**Problem details**. Give only the number of lines in the records that include the string "security".

Data records section start

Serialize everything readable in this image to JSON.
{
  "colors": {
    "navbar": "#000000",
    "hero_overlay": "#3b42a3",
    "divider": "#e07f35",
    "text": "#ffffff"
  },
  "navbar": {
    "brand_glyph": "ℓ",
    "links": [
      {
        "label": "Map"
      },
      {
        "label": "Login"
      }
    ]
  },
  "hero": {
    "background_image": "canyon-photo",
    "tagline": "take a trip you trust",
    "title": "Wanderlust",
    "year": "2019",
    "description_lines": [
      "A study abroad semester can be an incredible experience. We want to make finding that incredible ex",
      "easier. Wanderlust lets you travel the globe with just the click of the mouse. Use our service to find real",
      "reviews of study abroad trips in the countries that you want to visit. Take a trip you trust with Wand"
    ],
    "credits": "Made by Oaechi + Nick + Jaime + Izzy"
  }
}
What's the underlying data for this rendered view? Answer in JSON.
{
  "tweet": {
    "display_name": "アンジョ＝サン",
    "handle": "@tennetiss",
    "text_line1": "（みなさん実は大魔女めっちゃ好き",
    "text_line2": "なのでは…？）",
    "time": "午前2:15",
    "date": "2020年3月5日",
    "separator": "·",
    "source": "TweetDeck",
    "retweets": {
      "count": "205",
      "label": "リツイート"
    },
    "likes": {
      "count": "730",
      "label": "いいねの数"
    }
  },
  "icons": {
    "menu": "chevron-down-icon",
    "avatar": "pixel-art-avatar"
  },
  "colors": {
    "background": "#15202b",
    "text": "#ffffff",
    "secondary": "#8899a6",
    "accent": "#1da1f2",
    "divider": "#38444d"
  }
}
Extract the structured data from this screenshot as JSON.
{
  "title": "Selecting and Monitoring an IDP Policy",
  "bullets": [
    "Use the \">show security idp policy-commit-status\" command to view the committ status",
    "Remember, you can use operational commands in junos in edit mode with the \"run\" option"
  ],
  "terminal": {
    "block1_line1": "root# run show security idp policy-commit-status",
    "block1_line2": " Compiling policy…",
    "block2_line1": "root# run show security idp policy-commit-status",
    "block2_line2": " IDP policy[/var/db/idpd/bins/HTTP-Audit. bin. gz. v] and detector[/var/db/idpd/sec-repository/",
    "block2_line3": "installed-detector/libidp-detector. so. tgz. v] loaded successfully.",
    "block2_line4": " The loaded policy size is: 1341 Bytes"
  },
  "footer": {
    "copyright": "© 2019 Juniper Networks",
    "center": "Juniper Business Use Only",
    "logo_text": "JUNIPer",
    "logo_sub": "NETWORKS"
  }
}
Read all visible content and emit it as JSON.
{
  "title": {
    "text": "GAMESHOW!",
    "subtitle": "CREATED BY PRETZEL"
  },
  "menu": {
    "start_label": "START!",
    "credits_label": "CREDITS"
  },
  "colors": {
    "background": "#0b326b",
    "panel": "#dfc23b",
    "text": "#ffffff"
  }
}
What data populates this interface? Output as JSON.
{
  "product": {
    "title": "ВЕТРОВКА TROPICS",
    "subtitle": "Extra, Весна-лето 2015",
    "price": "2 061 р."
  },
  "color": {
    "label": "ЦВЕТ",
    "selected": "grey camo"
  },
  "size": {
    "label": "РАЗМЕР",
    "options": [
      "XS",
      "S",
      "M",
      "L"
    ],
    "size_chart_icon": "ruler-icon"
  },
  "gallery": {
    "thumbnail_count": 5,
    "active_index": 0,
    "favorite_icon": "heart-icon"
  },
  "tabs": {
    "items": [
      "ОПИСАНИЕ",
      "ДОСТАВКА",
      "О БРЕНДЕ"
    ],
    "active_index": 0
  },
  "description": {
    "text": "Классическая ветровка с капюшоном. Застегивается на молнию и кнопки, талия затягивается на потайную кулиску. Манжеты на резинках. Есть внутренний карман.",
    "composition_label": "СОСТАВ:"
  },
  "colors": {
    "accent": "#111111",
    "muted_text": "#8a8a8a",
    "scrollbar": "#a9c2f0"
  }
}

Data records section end

**Output of the exercise**. 3